◆ TASK BRIEF
Across all the records, filter for lines with the word "equation" and copy them.

::: INFORMATION GIVEN :::

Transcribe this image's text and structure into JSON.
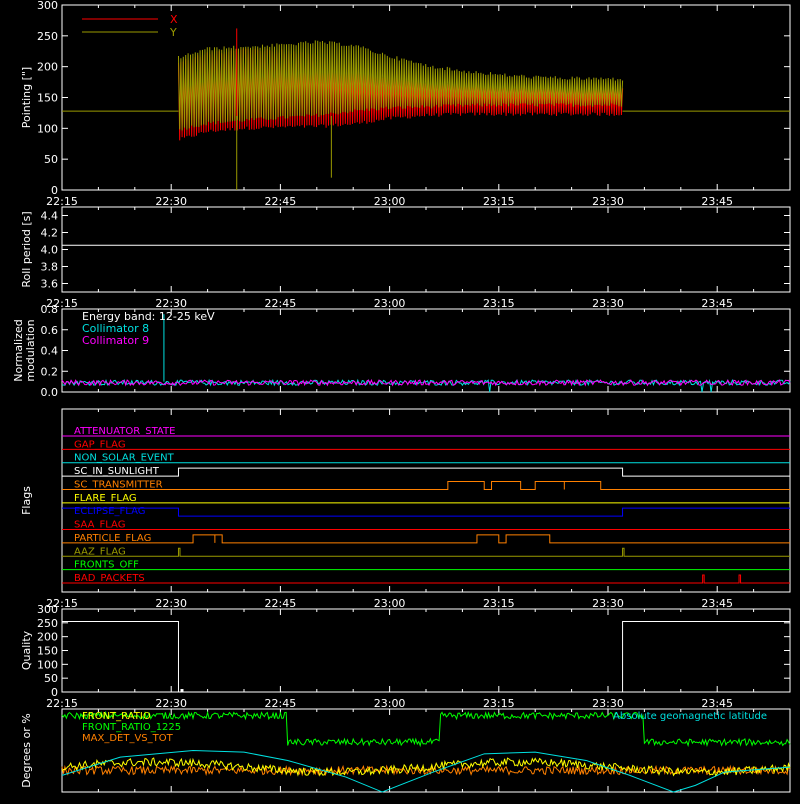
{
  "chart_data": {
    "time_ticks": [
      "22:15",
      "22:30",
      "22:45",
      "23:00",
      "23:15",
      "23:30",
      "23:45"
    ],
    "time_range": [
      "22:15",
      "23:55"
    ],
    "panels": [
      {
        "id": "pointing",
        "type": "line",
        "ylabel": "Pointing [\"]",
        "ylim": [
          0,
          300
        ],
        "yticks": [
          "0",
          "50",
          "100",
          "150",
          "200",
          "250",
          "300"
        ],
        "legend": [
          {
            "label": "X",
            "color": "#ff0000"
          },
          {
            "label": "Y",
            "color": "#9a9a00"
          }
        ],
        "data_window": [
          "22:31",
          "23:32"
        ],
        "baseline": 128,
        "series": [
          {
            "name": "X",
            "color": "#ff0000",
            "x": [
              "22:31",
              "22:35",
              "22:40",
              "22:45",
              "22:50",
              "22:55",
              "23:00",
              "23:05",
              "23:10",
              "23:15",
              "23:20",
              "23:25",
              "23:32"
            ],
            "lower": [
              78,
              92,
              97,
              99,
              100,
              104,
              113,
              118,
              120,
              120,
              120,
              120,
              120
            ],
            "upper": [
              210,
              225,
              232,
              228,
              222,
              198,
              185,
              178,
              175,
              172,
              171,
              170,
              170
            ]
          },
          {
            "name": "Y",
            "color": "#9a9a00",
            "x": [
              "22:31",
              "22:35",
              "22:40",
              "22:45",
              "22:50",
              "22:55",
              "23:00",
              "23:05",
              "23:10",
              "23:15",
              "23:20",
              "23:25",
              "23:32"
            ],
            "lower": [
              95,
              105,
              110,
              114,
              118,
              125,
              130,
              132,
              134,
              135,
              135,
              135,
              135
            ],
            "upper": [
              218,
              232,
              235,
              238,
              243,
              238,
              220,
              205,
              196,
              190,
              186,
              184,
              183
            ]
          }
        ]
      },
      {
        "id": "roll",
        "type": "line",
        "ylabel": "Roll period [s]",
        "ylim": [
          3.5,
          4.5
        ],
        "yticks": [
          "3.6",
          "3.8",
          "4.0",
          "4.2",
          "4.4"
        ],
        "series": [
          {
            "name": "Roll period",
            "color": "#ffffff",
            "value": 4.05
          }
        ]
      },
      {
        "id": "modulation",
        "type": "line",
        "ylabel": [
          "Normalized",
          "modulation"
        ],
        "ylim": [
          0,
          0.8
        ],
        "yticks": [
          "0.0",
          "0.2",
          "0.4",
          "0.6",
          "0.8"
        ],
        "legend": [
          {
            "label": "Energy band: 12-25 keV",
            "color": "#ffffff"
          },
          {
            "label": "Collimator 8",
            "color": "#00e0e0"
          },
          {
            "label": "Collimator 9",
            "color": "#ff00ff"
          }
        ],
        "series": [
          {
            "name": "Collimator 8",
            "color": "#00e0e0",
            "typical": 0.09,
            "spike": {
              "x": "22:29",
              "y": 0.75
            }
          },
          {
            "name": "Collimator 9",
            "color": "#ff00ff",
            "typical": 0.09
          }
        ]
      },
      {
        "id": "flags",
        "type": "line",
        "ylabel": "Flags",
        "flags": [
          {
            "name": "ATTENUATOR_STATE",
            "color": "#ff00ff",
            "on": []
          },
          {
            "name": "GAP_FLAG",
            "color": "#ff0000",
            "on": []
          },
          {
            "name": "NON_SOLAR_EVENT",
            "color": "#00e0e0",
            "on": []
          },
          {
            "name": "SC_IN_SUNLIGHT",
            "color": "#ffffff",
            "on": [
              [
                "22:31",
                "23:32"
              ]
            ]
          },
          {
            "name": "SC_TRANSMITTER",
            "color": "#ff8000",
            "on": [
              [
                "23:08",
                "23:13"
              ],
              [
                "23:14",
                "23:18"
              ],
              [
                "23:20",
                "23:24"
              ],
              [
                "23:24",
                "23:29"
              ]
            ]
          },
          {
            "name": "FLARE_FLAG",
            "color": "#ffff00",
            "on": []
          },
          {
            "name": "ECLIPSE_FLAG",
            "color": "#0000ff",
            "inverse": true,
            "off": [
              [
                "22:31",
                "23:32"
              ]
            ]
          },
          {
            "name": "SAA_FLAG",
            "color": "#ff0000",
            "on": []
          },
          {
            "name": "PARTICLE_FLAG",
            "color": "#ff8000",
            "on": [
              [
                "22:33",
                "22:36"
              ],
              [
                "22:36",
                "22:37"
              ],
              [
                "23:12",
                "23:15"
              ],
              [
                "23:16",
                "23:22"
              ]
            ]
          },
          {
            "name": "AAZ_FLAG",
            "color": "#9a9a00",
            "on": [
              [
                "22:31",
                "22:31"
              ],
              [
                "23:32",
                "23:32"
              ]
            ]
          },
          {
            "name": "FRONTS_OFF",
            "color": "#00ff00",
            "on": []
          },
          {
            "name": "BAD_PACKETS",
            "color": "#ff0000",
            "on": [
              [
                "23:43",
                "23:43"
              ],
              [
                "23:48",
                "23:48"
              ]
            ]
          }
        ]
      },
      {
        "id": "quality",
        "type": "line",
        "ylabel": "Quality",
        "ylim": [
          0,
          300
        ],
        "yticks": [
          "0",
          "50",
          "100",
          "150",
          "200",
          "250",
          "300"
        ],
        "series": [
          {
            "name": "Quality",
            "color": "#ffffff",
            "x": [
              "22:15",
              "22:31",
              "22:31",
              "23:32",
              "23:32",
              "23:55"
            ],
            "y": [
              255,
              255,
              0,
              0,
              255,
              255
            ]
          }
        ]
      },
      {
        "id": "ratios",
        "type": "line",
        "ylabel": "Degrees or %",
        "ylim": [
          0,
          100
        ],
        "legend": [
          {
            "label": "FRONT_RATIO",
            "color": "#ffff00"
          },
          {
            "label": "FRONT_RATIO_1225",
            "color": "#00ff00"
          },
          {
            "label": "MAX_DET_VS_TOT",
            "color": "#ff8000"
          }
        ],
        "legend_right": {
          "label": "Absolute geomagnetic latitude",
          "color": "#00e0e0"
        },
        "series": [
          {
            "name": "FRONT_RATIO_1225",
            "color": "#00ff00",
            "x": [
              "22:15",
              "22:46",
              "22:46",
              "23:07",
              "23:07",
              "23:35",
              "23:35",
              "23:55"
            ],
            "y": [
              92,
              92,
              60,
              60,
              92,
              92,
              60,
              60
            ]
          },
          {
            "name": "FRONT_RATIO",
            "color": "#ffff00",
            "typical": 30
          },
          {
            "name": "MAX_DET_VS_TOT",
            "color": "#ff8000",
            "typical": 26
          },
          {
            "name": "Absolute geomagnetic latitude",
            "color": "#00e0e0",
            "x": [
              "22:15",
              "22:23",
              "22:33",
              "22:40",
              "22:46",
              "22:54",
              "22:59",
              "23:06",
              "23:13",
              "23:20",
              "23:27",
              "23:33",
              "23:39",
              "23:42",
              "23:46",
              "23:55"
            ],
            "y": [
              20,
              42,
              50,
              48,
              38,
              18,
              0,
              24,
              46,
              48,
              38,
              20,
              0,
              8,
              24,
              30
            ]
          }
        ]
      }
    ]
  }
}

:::
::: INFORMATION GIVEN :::

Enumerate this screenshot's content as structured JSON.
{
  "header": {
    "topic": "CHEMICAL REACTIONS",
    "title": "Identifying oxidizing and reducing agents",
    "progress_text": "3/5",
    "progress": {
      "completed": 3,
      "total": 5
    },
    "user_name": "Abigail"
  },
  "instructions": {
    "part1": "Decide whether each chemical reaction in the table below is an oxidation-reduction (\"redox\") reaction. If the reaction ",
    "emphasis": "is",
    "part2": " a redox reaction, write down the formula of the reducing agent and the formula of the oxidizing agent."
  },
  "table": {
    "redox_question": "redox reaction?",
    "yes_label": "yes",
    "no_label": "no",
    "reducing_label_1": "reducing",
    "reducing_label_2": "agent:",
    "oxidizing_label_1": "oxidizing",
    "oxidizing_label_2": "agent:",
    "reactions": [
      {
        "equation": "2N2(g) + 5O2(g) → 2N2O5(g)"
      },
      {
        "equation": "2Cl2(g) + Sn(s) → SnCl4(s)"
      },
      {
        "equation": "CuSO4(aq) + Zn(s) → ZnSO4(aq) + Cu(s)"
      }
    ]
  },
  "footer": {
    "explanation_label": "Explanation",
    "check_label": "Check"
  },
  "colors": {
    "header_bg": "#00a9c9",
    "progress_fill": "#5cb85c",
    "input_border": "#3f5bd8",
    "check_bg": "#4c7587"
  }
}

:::

◆ YOUR SOLUTION
        "equation": "2N2(g) + 5O2(g) → 2N2O5(g)"
        "equation": "2Cl2(g) + Sn(s) → SnCl4(s)"
        "equation": "CuSO4(aq) + Zn(s) → ZnSO4(aq) + Cu(s)"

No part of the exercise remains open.